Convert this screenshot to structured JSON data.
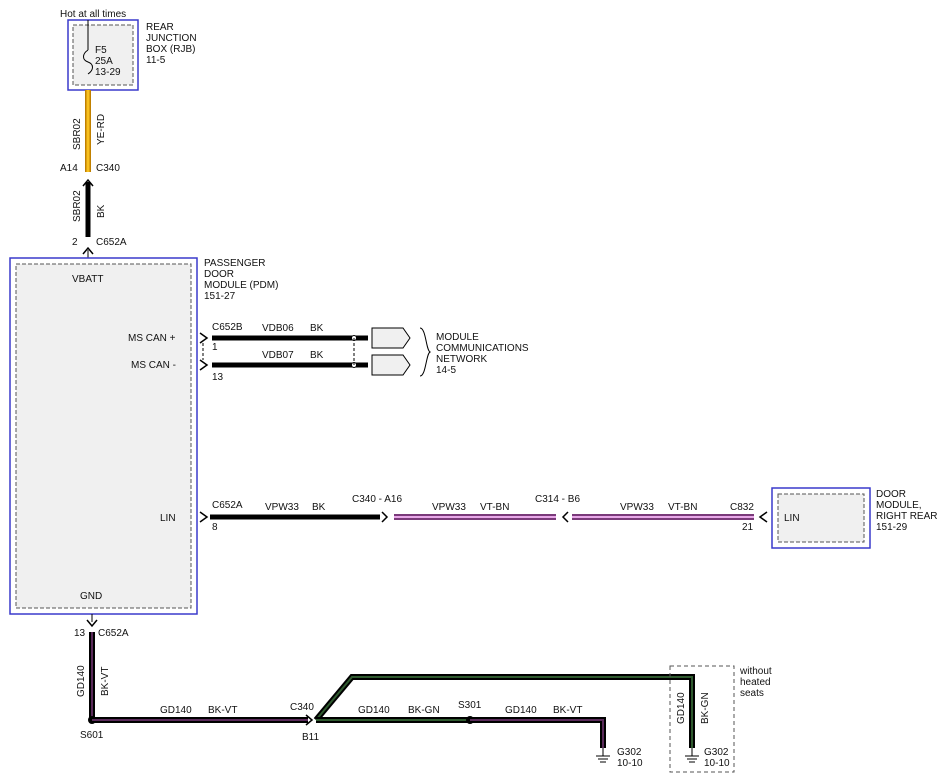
{
  "colors": {
    "module_border": "#3a3acc",
    "module_fill": "#f0f0f0",
    "wire_black": "#000000",
    "wire_yellow_red": "#f0a020",
    "wire_violet_brown": "#b070b0",
    "wire_black_violet": "#3a1a3a",
    "wire_black_green": "#1e3a1e"
  },
  "fuse": {
    "header": "Hot at all times",
    "name": "F5",
    "rating": "25A",
    "ref": "13-29",
    "box_line1": "REAR",
    "box_line2": "JUNCTION",
    "box_line3": "BOX (RJB)",
    "box_ref": "11-5"
  },
  "power_feed": {
    "upper_circuit": "SBR02",
    "upper_color": "YE-RD",
    "connector_pin": "A14",
    "connector": "C340",
    "lower_circuit": "SBR02",
    "lower_color": "BK",
    "pdm_pin": "2",
    "pdm_connector": "C652A"
  },
  "pdm": {
    "line1": "PASSENGER",
    "line2": "DOOR",
    "line3": "MODULE (PDM)",
    "ref": "151-27",
    "vbatt": "VBATT",
    "ms_can_plus": "MS CAN +",
    "ms_can_minus": "MS CAN -",
    "lin": "LIN",
    "gnd": "GND"
  },
  "can_bus": {
    "connector": "C652B",
    "plus_pin": "1",
    "minus_pin": "13",
    "plus_circuit": "VDB06",
    "plus_color": "BK",
    "minus_circuit": "VDB07",
    "minus_color": "BK",
    "network_line1": "MODULE",
    "network_line2": "COMMUNICATIONS",
    "network_line3": "NETWORK",
    "network_ref": "14-5"
  },
  "lin_bus": {
    "pdm_connector": "C652A",
    "pdm_pin": "8",
    "seg1_circuit": "VPW33",
    "seg1_color": "BK",
    "inline1": "C340 - A16",
    "seg2_circuit": "VPW33",
    "seg2_color": "VT-BN",
    "inline2": "C314 - B6",
    "seg3_circuit": "VPW33",
    "seg3_color": "VT-BN",
    "rr_connector": "C832",
    "rr_pin": "21",
    "rr_lin": "LIN",
    "rr_line1": "DOOR",
    "rr_line2": "MODULE,",
    "rr_line3": "RIGHT REAR",
    "rr_ref": "151-29"
  },
  "ground": {
    "pdm_pin": "13",
    "pdm_connector": "C652A",
    "vert_circuit": "GD140",
    "vert_color": "BK-VT",
    "splice1": "S601",
    "h1_circuit": "GD140",
    "h1_color": "BK-VT",
    "connector": "C340",
    "connector_pin": "B11",
    "h2_circuit": "GD140",
    "h2_color": "BK-GN",
    "splice2": "S301",
    "h3_circuit": "GD140",
    "h3_color": "BK-VT",
    "g1_name": "G302",
    "g1_ref": "10-10",
    "option_line1": "without",
    "option_line2": "heated",
    "option_line3": "seats",
    "opt_circuit": "GD140",
    "opt_color": "BK-GN",
    "g2_name": "G302",
    "g2_ref": "10-10"
  }
}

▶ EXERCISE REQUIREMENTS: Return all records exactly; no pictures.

▶ EXPECTED ANSWER:
Convert this screenshot to structured JSON data.
{
  "colors": {
    "module_border": "#3a3acc",
    "module_fill": "#f0f0f0",
    "wire_black": "#000000",
    "wire_yellow_red": "#f0a020",
    "wire_violet_brown": "#b070b0",
    "wire_black_violet": "#3a1a3a",
    "wire_black_green": "#1e3a1e"
  },
  "fuse": {
    "header": "Hot at all times",
    "name": "F5",
    "rating": "25A",
    "ref": "13-29",
    "box_line1": "REAR",
    "box_line2": "JUNCTION",
    "box_line3": "BOX (RJB)",
    "box_ref": "11-5"
  },
  "power_feed": {
    "upper_circuit": "SBR02",
    "upper_color": "YE-RD",
    "connector_pin": "A14",
    "connector": "C340",
    "lower_circuit": "SBR02",
    "lower_color": "BK",
    "pdm_pin": "2",
    "pdm_connector": "C652A"
  },
  "pdm": {
    "line1": "PASSENGER",
    "line2": "DOOR",
    "line3": "MODULE (PDM)",
    "ref": "151-27",
    "vbatt": "VBATT",
    "ms_can_plus": "MS CAN +",
    "ms_can_minus": "MS CAN -",
    "lin": "LIN",
    "gnd": "GND"
  },
  "can_bus": {
    "connector": "C652B",
    "plus_pin": "1",
    "minus_pin": "13",
    "plus_circuit": "VDB06",
    "plus_color": "BK",
    "minus_circuit": "VDB07",
    "minus_color": "BK",
    "network_line1": "MODULE",
    "network_line2": "COMMUNICATIONS",
    "network_line3": "NETWORK",
    "network_ref": "14-5"
  },
  "lin_bus": {
    "pdm_connector": "C652A",
    "pdm_pin": "8",
    "seg1_circuit": "VPW33",
    "seg1_color": "BK",
    "inline1": "C340 - A16",
    "seg2_circuit": "VPW33",
    "seg2_color": "VT-BN",
    "inline2": "C314 - B6",
    "seg3_circuit": "VPW33",
    "seg3_color": "VT-BN",
    "rr_connector": "C832",
    "rr_pin": "21",
    "rr_lin": "LIN",
    "rr_line1": "DOOR",
    "rr_line2": "MODULE,",
    "rr_line3": "RIGHT REAR",
    "rr_ref": "151-29"
  },
  "ground": {
    "pdm_pin": "13",
    "pdm_connector": "C652A",
    "vert_circuit": "GD140",
    "vert_color": "BK-VT",
    "splice1": "S601",
    "h1_circuit": "GD140",
    "h1_color": "BK-VT",
    "connector": "C340",
    "connector_pin": "B11",
    "h2_circuit": "GD140",
    "h2_color": "BK-GN",
    "splice2": "S301",
    "h3_circuit": "GD140",
    "h3_color": "BK-VT",
    "g1_name": "G302",
    "g1_ref": "10-10",
    "option_line1": "without",
    "option_line2": "heated",
    "option_line3": "seats",
    "opt_circuit": "GD140",
    "opt_color": "BK-GN",
    "g2_name": "G302",
    "g2_ref": "10-10"
  }
}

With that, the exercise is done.